Nothing new under the sun, or even the lunar eclipse that I was awake during at approximately 5:30 am this morning, though I was too busy studying for an art history exam to go outside and see for myself. But everything becomes a little clearer through experience, and here’s some things I’ve realized:
It’s important to breathe. As appealing as it may seem to pack your schedule full to bursting for maximum effect, there need to be times where, at the very least, you’re resting in the form of an adequate night’s sleep (at least 3 nights out of the week? I’m lowballing here). As I say this, I know I will not take my own advice at any point in the near future, but it doesn’t change the fact that one can’t perpetuate a cycle of low energy and exhaustion. Depreciation of efficacy will almost certainly ensue.
Complaining can help! This is important for some people, especially in the form of compassionate commiseration. Here’s an idea: get with a peer (friend, acquaintance, significant other) and complain to your hearts’ contents. Talk about how much you have to do. Make long, spiraling verbal lists and expound at length, taking care not to fall victim to competing over who has it worse–just allow yourselves to vent. Venting can prove helpful! But not for too long, because you actually have to do the work.
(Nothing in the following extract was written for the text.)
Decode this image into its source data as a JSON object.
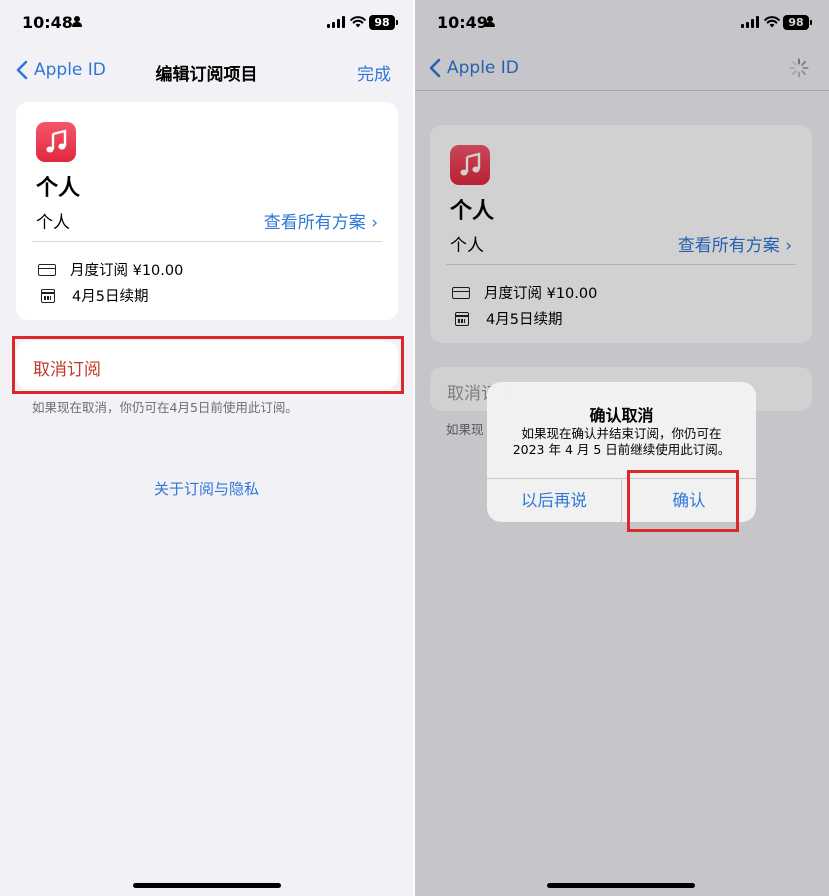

Sometimes it makes it worse to pressure yourself. This is not one-size-fits-all advice (I’d hasten to say that no advice is, especially not any contained within the parameters of my personal, monthly corner of the Prospect), but personally, I’ve found that when I’m swamped with work, falling down the rabbit hole of “I need to do x, y and z, especially y, and if x isn’t completed to (z*.4) specifications, and y doesn’t result in this particular set of happenstances, and z fails to turn out as hoped for, then through a series of possible but honestly worst case scenarios, everything in my life will fall apart, and the things that don’t fall apart will be for naught, and I’ll be [insert some comically “destitute” situation here].” This never works for anyone. It doesn’t motivate as much as paralyze, and, of course, takes up spacetime that should be used actually being productive.
And of course, your worth is not actually defined by any of this! Do you, dear Reader, come to this column of mine for such platitudes? I suppose not, so perhaps feel grateful: it’s like an extra 20% of cereal in the box (and emblazoned on the side of the box, always! in perpetuity). At any rate, you are a person. Even if you fall asleep at 7:36 pm and wake up sixteen minutes after your alarm with six classes’ worth of homework incomplete and seven deadlines missed in the night, you do not constitute any less of a worthwhile person. I can’t promise you that everything will be okay, not in the least because I don’t know what your parameters for okay are. But if you come find me sometime later, when we’re both less busy, we can talk about it at length. I’ll listen with all the spacetime we have left.
Want to get in touch with Jacob? Fill out our Contact form, and he’ll write you back ASAP!